» **WHAT THE TASK REQUIRES**
In the data below, locate each line with the word "Base" and list it.

» **Data about app and page elements**
^^^^^^^^^^^^^^^^

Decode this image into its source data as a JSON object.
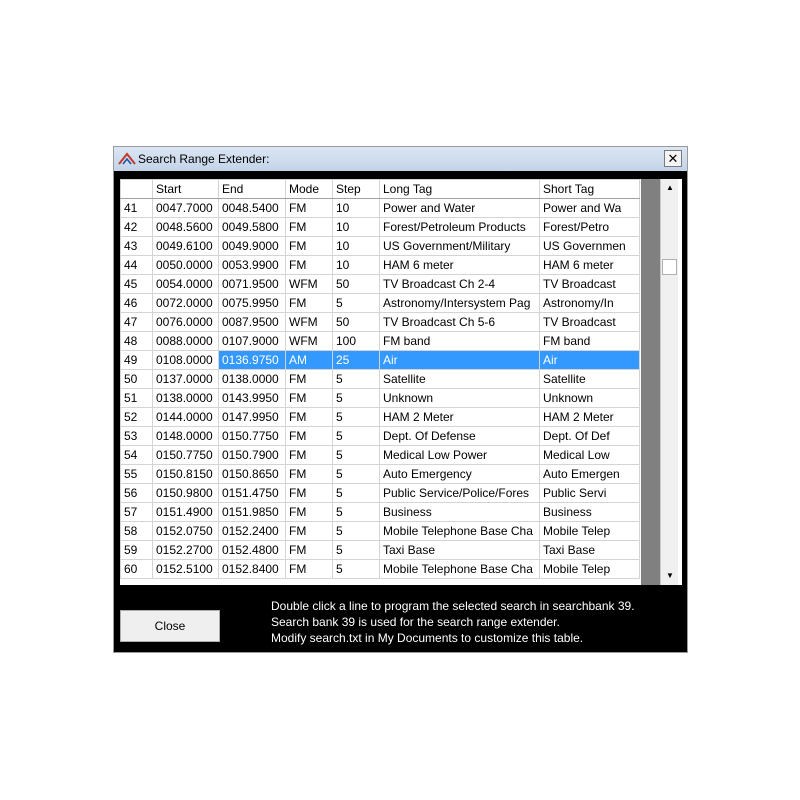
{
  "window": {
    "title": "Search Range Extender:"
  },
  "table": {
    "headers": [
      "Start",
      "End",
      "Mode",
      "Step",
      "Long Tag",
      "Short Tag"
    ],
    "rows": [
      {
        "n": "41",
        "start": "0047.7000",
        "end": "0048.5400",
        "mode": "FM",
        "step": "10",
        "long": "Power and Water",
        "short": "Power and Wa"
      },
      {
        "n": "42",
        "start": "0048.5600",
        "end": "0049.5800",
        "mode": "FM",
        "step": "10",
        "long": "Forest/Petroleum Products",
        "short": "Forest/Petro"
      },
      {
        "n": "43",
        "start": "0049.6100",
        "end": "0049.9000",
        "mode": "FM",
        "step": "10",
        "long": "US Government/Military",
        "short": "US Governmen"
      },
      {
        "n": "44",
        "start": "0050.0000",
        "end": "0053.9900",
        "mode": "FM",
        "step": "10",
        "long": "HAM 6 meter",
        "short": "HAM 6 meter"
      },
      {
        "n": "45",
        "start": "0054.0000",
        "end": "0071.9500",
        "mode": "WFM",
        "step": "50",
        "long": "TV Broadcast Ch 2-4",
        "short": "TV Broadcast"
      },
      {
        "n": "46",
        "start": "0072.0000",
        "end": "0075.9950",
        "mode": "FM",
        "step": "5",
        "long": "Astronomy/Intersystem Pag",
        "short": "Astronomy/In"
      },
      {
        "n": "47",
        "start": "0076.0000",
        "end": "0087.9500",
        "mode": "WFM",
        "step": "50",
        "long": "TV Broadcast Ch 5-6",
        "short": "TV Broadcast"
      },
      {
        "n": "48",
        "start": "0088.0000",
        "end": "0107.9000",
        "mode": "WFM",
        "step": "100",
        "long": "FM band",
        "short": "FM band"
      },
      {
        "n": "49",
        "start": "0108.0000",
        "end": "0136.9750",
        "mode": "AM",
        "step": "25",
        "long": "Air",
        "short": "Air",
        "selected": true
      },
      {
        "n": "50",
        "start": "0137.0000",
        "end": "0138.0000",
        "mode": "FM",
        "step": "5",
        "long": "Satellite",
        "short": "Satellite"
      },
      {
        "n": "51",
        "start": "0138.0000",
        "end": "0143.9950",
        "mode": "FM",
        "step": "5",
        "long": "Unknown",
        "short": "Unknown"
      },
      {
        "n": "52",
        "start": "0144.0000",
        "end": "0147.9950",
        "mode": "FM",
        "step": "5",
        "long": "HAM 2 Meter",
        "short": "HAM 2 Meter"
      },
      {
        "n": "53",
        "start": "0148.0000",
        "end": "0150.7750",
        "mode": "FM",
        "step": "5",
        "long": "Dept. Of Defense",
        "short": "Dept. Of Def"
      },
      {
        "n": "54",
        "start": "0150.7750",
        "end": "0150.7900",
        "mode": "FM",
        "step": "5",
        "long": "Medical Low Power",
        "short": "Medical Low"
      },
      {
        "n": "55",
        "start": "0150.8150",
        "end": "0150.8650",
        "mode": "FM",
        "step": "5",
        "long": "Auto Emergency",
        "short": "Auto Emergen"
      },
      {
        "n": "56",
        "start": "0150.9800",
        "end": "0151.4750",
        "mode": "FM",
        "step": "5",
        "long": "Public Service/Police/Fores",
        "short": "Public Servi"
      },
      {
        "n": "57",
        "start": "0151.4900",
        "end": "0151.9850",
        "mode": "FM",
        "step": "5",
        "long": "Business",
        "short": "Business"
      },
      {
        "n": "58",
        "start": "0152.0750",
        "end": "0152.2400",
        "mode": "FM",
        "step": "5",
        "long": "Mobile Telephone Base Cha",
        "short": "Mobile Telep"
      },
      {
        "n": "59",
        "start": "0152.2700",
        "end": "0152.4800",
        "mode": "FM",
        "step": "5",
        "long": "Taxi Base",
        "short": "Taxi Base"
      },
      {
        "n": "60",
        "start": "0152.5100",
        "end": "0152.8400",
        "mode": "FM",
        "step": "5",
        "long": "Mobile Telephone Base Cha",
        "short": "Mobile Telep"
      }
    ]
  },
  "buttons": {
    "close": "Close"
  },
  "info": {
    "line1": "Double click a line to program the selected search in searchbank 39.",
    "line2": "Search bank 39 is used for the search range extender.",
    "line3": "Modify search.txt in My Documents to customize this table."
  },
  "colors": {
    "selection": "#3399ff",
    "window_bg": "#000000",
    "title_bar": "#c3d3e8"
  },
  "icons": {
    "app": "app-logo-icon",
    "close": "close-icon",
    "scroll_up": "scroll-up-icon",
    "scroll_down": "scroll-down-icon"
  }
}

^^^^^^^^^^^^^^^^

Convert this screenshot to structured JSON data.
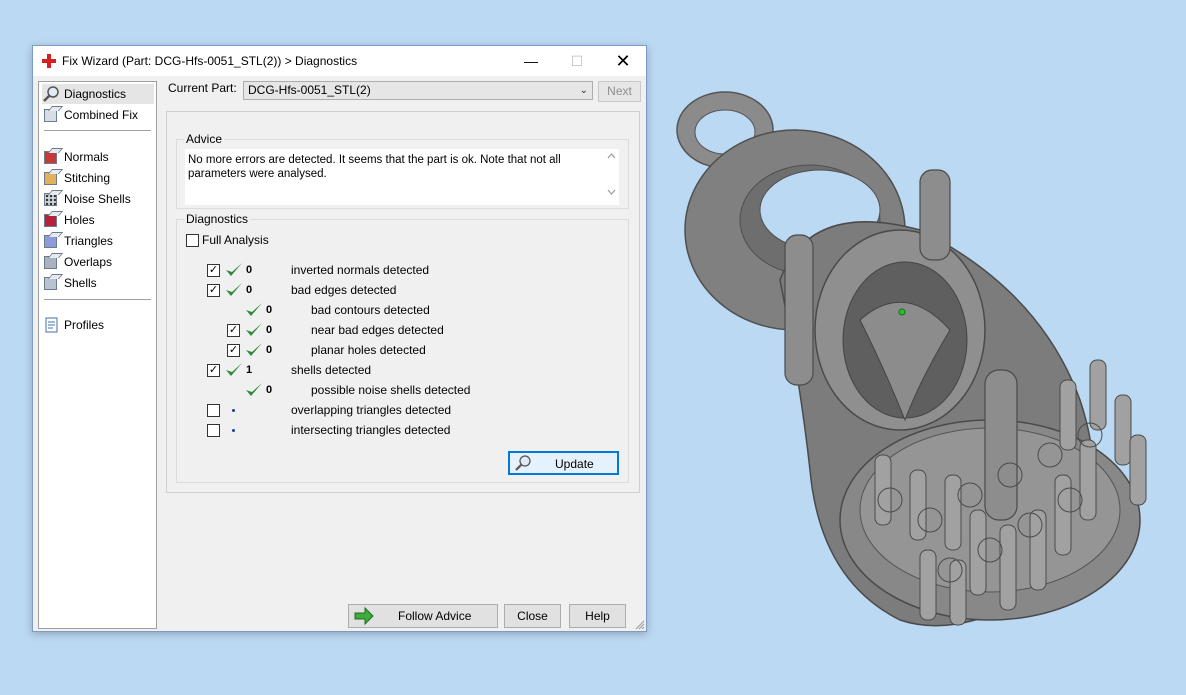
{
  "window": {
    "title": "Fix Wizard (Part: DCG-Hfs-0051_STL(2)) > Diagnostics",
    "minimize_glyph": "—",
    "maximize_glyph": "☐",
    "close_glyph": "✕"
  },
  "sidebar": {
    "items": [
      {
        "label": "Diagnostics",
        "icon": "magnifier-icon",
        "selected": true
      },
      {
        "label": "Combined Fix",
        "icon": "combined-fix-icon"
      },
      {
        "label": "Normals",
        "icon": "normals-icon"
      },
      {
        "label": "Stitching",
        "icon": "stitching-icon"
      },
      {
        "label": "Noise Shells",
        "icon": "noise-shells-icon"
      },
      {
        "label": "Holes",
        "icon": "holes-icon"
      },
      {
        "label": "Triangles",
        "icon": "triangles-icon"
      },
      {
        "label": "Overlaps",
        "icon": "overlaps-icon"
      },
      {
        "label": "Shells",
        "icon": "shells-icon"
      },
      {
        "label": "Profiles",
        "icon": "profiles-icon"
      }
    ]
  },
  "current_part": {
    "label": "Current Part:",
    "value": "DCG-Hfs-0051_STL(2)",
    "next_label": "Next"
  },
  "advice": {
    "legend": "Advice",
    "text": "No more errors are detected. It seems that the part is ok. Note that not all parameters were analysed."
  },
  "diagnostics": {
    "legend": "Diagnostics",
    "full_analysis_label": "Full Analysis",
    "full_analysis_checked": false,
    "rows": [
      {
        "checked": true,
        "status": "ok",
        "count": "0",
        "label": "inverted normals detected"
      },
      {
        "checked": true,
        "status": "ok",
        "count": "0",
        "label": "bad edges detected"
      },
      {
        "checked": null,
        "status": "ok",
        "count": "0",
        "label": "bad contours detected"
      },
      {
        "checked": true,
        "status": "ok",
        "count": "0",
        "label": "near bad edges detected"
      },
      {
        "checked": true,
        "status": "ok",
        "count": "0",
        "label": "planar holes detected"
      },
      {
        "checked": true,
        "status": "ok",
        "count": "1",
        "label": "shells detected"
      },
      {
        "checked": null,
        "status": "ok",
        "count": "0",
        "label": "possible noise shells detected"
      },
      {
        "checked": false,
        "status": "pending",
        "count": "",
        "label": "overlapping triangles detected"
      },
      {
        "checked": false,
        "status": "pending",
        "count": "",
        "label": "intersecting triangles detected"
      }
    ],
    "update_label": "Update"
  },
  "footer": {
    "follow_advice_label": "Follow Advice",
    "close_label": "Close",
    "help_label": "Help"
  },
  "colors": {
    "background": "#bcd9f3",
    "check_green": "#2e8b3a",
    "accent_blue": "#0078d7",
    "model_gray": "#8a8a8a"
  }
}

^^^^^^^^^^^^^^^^

» **EXERCISE RESPONSE**
        "long": "Mobile Telephone Base Cha",
        "long": "Taxi Base",
        "short": "Taxi Base"
        "long": "Mobile Telephone Base Cha",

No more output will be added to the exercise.